START Record set

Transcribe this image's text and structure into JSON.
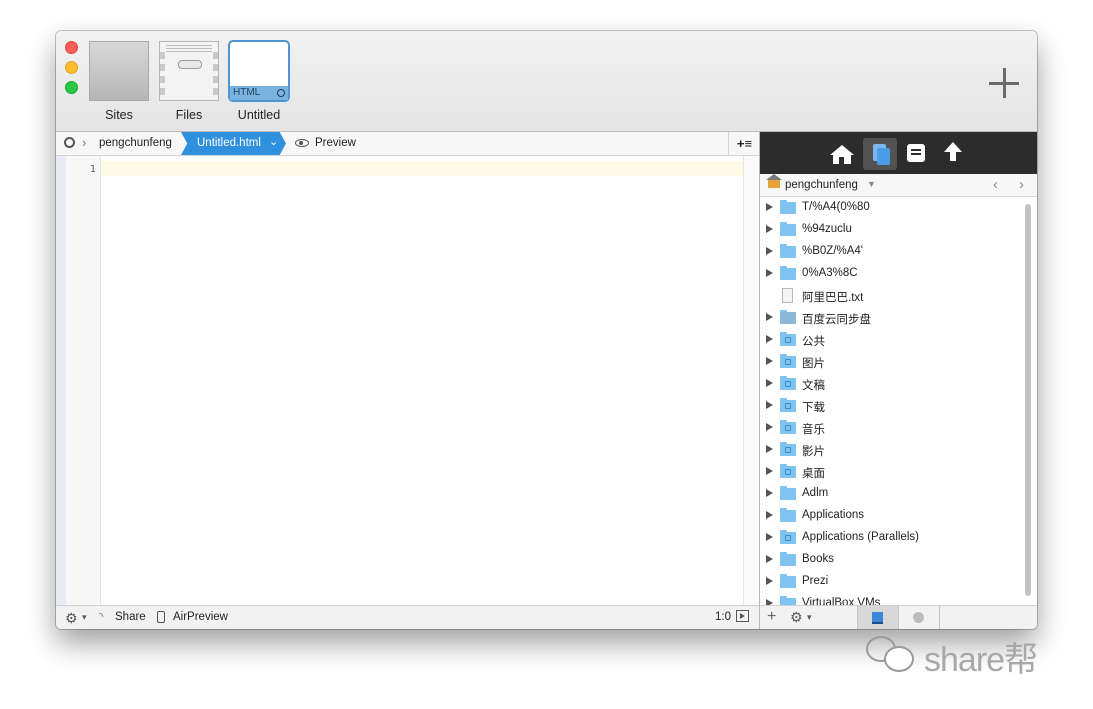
{
  "toolbar": {
    "tabs": [
      {
        "label": "Sites"
      },
      {
        "label": "Files"
      },
      {
        "label": "Untitled",
        "badge": "HTML"
      }
    ]
  },
  "breadcrumb": {
    "user": "pengchunfeng",
    "file": "Untitled.html",
    "preview": "Preview",
    "menu": "+≡"
  },
  "editor": {
    "line_number": "1"
  },
  "status_left": {
    "share": "Share",
    "airpreview": "AirPreview",
    "position": "1:0"
  },
  "right_panel": {
    "path_user": "pengchunfeng",
    "items": [
      {
        "name": "T/%A4(0%80",
        "type": "folder"
      },
      {
        "name": "%94zuclu",
        "type": "folder"
      },
      {
        "name": "%B0Z/%A4'",
        "type": "folder"
      },
      {
        "name": "0%A3%8C",
        "type": "folder"
      },
      {
        "name": "阿里巴巴.txt",
        "type": "file"
      },
      {
        "name": "百度云同步盘",
        "type": "folder-cloud"
      },
      {
        "name": "公共",
        "type": "folder-sys"
      },
      {
        "name": "图片",
        "type": "folder-sys"
      },
      {
        "name": "文稿",
        "type": "folder-sys"
      },
      {
        "name": "下载",
        "type": "folder-sys"
      },
      {
        "name": "音乐",
        "type": "folder-sys"
      },
      {
        "name": "影片",
        "type": "folder-sys"
      },
      {
        "name": "桌面",
        "type": "folder-sys"
      },
      {
        "name": "Adlm",
        "type": "folder"
      },
      {
        "name": "Applications",
        "type": "folder"
      },
      {
        "name": "Applications (Parallels)",
        "type": "folder-sys"
      },
      {
        "name": "Books",
        "type": "folder"
      },
      {
        "name": "Prezi",
        "type": "folder"
      },
      {
        "name": "VirtualBox VMs",
        "type": "folder"
      }
    ]
  },
  "watermark": {
    "text": "share帮"
  },
  "colors": {
    "accent": "#2f91de",
    "folder": "#7ec3f2",
    "nav_dark": "#2c2c2c"
  }
}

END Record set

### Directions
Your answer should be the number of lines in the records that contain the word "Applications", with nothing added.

### Solution below
2